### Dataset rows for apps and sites
----------
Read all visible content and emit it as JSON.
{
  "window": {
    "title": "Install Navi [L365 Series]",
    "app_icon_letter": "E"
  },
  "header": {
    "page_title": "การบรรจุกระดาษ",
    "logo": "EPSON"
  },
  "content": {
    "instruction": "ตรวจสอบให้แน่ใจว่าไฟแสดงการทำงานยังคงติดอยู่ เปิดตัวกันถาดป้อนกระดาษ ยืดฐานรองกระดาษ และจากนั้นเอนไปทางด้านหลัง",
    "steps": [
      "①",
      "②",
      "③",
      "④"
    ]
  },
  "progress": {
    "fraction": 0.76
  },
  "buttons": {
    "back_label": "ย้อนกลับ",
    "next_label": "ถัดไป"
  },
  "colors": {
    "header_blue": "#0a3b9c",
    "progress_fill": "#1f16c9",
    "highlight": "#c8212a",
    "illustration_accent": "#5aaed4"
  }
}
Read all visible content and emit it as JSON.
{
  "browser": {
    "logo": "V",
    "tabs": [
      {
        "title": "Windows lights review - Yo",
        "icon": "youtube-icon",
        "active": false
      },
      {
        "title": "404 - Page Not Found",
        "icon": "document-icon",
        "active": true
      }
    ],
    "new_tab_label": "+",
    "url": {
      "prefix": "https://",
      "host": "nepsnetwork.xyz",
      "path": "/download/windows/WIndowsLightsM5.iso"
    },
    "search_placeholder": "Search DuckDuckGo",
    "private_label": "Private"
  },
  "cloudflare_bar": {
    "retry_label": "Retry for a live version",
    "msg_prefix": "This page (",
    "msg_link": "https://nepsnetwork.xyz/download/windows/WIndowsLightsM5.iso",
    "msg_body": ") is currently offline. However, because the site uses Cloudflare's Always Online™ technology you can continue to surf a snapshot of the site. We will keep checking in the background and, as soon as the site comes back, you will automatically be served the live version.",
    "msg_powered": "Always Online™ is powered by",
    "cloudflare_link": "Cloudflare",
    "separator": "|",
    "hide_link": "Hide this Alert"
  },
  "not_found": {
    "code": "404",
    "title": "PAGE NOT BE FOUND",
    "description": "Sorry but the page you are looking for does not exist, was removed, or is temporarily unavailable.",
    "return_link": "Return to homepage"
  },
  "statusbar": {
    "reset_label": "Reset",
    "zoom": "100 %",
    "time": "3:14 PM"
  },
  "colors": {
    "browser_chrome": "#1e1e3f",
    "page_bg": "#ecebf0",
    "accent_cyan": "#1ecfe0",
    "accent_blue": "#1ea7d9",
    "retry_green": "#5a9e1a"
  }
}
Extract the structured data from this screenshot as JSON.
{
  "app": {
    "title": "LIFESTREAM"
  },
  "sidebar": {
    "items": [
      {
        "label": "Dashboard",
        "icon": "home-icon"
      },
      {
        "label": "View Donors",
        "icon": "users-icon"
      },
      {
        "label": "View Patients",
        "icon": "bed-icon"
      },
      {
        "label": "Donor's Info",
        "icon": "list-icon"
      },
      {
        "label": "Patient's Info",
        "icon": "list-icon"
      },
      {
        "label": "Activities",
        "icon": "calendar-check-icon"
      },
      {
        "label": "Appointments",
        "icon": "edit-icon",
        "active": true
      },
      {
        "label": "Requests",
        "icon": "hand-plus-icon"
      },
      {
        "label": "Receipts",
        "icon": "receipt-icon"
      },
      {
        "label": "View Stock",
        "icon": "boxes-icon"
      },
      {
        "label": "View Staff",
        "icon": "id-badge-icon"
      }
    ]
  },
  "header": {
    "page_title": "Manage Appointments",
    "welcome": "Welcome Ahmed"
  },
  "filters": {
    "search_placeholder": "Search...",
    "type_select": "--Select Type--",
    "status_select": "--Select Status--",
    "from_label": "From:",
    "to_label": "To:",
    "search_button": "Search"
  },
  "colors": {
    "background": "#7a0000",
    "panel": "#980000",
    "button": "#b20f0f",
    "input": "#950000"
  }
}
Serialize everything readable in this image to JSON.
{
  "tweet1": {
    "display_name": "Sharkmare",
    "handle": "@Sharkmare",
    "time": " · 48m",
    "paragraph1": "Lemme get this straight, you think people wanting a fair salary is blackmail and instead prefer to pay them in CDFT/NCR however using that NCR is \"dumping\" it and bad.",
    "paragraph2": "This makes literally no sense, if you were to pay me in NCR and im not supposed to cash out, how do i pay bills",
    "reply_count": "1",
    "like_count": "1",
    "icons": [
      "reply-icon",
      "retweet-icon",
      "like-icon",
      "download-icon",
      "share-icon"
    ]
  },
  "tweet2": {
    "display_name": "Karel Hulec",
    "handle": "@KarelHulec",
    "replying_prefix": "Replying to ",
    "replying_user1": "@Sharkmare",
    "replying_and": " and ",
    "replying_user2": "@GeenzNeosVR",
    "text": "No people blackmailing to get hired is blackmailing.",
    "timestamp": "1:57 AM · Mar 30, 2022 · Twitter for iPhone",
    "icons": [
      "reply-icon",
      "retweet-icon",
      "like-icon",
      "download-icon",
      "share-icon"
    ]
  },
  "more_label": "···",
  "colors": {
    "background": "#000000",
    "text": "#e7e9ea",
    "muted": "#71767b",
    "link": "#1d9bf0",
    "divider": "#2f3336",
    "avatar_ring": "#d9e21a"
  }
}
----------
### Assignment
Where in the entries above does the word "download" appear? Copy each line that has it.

### Exercise answer
      "path": "/download/windows/WIndowsLightsM5.iso"
    "msg_link": "https://nepsnetwork.xyz/download/windows/WIndowsLightsM5.iso",
      "download-icon",
      "download-icon",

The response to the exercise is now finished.